### [Supplied material]
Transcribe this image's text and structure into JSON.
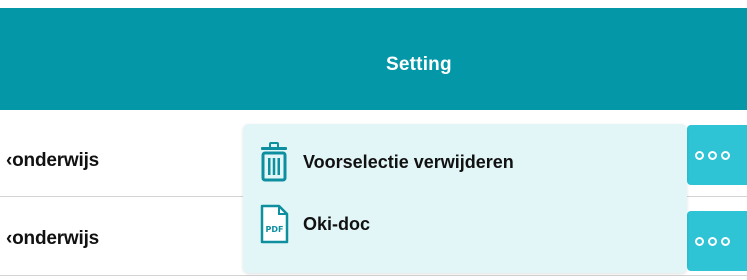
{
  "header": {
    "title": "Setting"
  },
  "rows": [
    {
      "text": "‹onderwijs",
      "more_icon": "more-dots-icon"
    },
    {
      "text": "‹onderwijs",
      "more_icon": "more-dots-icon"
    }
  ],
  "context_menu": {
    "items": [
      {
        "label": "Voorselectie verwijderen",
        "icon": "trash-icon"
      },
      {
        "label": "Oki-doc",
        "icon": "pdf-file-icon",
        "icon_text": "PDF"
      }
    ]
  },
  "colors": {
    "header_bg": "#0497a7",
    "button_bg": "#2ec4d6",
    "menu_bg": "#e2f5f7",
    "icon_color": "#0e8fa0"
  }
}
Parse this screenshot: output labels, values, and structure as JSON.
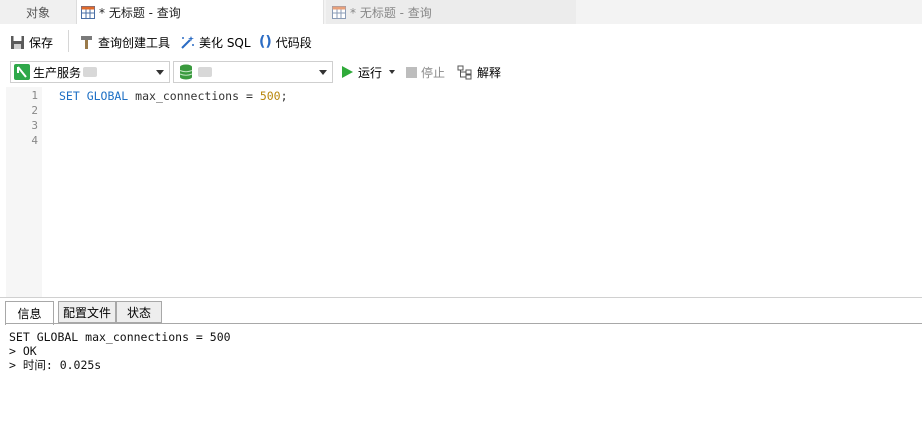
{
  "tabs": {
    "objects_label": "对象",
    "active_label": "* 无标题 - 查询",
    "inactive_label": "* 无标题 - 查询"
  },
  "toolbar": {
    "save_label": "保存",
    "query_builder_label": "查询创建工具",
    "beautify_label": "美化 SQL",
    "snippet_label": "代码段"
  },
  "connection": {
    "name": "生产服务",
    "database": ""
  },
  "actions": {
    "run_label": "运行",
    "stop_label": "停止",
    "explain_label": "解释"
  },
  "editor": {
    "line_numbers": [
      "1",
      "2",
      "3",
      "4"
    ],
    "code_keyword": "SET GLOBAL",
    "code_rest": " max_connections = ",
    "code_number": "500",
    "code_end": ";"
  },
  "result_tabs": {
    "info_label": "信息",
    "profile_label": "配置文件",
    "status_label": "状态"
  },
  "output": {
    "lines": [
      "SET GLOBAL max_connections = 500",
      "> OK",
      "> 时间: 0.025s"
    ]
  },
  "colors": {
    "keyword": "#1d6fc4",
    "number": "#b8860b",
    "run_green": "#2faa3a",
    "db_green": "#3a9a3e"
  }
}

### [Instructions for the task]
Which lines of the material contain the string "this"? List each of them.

### [Task output]
Transcribe this image's text and structure into JSON.
Parse this screenshot: output labels, values, and structure as JSON.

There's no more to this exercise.